August Johann Rösel von Rosenhof (1705-1759) was a German descendent of Austrian nobility and showed an early aptitude for painting. Following an apprenticeship with his artist-uncle and further study at the Academy of Nuremberg, Rösel obtained an appointment at the royal court in Copenhagen painting portraits and miniatures.
Two years later, Rösel fell ill during the return trip to Nuremberg. He suspended his journey and spent a month recuperating in Hamburg. As chance would have it, a copy of Maria Sybilla Merian's amazing natural science book, 'Metamorphosis Insectorum Surinamensium' [previously], was given to Rösel during his convalescence and it had a profound influence over the direction of his career.
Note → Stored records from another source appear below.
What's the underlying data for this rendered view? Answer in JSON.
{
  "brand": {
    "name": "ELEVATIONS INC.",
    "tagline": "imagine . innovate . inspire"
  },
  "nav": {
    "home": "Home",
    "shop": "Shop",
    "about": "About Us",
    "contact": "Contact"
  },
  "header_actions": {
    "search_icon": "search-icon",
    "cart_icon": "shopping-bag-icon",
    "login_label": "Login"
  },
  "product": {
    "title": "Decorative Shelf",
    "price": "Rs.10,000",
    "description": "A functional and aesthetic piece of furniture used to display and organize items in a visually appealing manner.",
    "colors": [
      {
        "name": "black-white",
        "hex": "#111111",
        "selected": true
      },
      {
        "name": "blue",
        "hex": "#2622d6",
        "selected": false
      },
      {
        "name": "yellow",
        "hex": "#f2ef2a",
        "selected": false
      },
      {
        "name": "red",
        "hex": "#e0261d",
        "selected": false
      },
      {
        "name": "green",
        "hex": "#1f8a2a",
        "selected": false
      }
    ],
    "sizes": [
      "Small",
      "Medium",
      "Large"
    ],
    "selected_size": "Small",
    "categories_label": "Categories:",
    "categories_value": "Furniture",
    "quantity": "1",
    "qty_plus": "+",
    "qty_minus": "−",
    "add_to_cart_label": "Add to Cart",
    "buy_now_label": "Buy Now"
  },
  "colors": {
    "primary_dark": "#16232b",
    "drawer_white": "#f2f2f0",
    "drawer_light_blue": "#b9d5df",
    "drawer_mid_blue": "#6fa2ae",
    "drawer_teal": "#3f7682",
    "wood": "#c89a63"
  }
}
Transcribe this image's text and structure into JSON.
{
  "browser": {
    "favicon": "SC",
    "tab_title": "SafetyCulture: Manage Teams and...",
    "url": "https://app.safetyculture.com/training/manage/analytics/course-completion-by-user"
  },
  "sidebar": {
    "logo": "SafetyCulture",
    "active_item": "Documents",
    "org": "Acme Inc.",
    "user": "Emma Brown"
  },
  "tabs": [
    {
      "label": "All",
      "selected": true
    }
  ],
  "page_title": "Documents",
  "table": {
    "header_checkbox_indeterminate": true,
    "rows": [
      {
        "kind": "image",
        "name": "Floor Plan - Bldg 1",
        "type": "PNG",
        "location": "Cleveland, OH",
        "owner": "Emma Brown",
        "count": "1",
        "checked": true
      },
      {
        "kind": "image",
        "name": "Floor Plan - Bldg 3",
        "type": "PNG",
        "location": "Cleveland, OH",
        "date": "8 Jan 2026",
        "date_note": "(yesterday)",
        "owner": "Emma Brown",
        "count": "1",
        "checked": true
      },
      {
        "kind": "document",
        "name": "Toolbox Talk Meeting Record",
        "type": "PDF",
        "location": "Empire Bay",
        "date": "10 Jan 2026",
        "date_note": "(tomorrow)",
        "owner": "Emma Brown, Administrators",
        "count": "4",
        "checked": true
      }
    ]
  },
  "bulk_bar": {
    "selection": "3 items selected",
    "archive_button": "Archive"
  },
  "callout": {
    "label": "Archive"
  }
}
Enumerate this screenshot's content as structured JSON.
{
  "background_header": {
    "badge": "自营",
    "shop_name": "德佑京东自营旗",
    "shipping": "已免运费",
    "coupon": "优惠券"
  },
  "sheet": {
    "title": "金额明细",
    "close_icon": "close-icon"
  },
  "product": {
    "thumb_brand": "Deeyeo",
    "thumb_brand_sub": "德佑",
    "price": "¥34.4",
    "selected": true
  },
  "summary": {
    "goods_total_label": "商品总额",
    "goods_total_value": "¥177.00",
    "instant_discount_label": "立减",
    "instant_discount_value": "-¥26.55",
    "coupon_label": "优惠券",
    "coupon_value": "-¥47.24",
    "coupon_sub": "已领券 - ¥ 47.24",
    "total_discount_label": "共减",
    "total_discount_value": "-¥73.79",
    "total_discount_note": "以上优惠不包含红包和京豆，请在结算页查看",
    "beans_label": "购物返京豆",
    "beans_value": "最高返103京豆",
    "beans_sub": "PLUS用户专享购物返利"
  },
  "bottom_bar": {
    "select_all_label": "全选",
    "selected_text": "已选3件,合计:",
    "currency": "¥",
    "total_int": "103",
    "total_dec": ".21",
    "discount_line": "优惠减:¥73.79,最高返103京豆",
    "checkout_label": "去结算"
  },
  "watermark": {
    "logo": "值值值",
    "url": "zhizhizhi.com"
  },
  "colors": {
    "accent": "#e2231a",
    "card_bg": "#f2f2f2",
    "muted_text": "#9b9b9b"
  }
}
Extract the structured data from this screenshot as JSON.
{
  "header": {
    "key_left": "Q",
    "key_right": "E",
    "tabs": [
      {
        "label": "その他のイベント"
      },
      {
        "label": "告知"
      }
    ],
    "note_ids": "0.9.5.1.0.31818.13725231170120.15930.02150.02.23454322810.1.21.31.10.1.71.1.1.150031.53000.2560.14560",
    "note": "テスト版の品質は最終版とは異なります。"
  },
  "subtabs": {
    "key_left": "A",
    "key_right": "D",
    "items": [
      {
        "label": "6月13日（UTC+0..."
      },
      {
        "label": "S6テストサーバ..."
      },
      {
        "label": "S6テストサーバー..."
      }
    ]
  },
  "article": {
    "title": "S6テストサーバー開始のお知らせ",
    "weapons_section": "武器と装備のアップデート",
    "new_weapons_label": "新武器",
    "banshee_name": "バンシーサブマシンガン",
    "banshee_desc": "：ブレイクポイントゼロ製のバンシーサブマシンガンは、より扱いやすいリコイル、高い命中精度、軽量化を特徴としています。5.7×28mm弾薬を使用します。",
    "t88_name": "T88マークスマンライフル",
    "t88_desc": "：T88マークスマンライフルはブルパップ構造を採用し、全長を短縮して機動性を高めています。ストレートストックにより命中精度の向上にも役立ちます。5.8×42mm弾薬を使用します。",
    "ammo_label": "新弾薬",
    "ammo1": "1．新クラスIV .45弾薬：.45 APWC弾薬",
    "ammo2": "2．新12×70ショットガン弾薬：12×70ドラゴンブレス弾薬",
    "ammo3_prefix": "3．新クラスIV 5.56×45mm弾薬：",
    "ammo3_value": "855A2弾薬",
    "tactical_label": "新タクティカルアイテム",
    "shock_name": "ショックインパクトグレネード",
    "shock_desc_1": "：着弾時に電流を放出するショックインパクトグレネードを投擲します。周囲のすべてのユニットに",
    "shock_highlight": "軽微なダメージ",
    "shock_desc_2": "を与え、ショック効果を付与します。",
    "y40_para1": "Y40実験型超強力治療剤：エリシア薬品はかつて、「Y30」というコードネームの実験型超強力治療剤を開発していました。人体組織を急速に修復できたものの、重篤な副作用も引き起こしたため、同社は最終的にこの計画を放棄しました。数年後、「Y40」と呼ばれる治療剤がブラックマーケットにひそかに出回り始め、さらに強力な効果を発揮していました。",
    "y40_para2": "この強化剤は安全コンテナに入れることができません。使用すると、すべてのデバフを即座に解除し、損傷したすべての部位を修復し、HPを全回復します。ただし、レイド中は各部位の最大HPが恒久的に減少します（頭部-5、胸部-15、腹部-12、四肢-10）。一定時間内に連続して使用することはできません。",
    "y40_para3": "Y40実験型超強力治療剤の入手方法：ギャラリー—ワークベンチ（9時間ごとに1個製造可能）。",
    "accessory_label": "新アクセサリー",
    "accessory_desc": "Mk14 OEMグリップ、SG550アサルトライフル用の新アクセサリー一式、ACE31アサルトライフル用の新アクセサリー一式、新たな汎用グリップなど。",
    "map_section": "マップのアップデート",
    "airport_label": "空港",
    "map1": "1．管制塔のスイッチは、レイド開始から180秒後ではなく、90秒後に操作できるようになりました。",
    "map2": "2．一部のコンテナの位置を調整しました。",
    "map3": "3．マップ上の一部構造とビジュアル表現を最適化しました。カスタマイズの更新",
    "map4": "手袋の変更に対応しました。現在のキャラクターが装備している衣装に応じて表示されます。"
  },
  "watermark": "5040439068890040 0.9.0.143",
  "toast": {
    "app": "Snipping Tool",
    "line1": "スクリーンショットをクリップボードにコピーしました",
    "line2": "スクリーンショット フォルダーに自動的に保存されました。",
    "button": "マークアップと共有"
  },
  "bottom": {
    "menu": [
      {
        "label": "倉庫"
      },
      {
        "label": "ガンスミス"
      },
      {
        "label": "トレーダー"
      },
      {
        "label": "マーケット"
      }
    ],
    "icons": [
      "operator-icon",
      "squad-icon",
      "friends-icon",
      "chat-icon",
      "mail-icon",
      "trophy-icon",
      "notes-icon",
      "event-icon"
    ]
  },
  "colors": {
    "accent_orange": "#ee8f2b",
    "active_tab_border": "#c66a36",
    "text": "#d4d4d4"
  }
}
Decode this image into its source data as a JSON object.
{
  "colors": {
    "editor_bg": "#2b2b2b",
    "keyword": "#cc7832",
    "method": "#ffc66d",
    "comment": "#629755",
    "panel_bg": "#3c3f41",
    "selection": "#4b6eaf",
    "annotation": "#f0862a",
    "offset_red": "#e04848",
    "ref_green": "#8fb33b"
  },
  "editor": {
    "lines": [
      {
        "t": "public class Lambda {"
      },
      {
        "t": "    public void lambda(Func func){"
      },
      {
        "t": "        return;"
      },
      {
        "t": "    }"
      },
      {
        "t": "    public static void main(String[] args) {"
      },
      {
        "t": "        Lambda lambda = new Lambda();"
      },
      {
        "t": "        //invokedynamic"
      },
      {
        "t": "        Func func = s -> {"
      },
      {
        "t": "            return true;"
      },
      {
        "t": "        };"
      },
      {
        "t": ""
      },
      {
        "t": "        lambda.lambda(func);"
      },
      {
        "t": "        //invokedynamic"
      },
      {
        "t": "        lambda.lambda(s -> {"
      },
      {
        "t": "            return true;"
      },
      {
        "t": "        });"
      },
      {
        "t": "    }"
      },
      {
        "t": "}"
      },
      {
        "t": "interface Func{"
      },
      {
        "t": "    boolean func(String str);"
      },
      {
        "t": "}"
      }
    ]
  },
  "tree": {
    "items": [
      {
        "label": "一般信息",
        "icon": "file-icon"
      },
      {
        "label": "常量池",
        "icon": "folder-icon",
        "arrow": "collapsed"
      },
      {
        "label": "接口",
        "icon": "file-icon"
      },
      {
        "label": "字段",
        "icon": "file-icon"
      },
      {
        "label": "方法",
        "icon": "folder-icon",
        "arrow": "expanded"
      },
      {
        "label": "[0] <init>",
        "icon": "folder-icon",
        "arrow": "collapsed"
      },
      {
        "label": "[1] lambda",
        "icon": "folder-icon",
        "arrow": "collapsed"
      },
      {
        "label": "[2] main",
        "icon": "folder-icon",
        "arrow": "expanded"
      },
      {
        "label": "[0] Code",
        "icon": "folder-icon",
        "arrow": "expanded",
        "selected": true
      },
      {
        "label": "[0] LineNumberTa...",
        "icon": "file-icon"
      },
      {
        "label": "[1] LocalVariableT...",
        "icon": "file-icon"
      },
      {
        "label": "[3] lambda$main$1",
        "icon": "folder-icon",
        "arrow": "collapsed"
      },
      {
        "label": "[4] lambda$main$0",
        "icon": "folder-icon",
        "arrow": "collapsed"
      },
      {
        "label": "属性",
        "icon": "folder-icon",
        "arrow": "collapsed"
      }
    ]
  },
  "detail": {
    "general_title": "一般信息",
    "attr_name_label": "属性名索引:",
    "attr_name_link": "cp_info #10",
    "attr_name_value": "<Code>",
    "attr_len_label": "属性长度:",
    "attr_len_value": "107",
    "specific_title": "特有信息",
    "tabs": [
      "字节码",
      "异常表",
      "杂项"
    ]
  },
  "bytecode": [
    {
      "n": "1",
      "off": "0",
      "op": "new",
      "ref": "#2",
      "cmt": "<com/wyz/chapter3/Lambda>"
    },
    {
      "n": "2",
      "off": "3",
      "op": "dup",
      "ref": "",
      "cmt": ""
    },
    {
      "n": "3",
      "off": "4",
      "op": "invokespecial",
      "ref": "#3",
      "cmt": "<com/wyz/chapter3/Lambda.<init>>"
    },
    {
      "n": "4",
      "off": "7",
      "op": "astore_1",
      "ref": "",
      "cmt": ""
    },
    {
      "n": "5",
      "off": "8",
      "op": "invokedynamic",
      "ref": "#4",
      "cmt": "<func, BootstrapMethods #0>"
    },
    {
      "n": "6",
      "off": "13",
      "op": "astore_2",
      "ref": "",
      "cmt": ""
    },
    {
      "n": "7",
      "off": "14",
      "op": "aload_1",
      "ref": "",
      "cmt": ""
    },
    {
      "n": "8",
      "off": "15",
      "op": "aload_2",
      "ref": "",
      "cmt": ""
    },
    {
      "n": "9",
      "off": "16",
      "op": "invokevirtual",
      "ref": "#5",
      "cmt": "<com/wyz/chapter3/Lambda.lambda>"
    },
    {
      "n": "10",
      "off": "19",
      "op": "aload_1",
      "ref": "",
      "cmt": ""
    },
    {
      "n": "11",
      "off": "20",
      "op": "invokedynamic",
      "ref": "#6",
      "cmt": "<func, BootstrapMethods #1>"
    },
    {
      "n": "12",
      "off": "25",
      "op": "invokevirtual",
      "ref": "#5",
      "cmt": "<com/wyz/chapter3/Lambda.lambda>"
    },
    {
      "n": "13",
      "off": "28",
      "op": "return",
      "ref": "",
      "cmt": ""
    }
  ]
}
Rösel was so enchanted by Merian's exquisite drawings that he began to study the insects, reptiles and amphibians of Germany in his spare time away from a successful portrait painting business. He collected specimens and observed the development of the organisms through the various stages of their life cycles and he made detailed notes accompanied by precise sketches of his observations.
With the release in 1740 of his renowned work on insects, 'Insecten-Belustigung', Rösel basically established himself as one of the founding patriarchs of German entomology.
Between 1753 and 1758, Rösel published his classic treatise on frogs in instalments. Regarded as one of the most beautiful natural science books on amphibians ever produced, 'Historia Naturalis Ranarum Nostratium' documented the full egg-to-tadpole-to-frog developmental stages for the first time. It therefore occupies an esteemed position in the literature of batrachians (frogs and toads) and, indeed, in the history of science.
Sadly, Rösel suffered a stroke before he was able to publish a third work on lizards and salamanders, but his notes served as a source for a number of species descriptions by Linnaeus. Rösel has, therefore, an impeccable record in publishing, with both of his works considered artistic and scientific triumphs. He holds the further distinction, just by the by, for being the first person to observe and describe amoeba (Proteus animalcule as it was originally known), which he discovered late in his life.
- The images above are mostly (doctored*) details from plates out of 'Historia Naturalis Ranarum Nostratium', hosted by the Universities of Strasbourg Digital Old Books site (click on 'See digitized document' followed by the folder icon top left after loading the book). As usual, they have flawless and enormous image files available.
- Alternatively, Herplit have a quick 'n brief set of plates from 'Ranarum Nostratium' in addition to biographical details.
- Antiquariaat Junk quotes some reviewer commentary about 'Ranarum Nostratium'.
- There are numerous worthwhile program/image/video links searching on virtual frog dissection.
- August Johann Rösel von Rosenhof at Wikipedia.
- Previously in a general sense.
- *Subjects may have been flipped and combined with details from other plates, the colour and/or brightness may have been enhanced and the backgrounds were cleaned and/or manipulated to one extent or another. Nothing too overboard.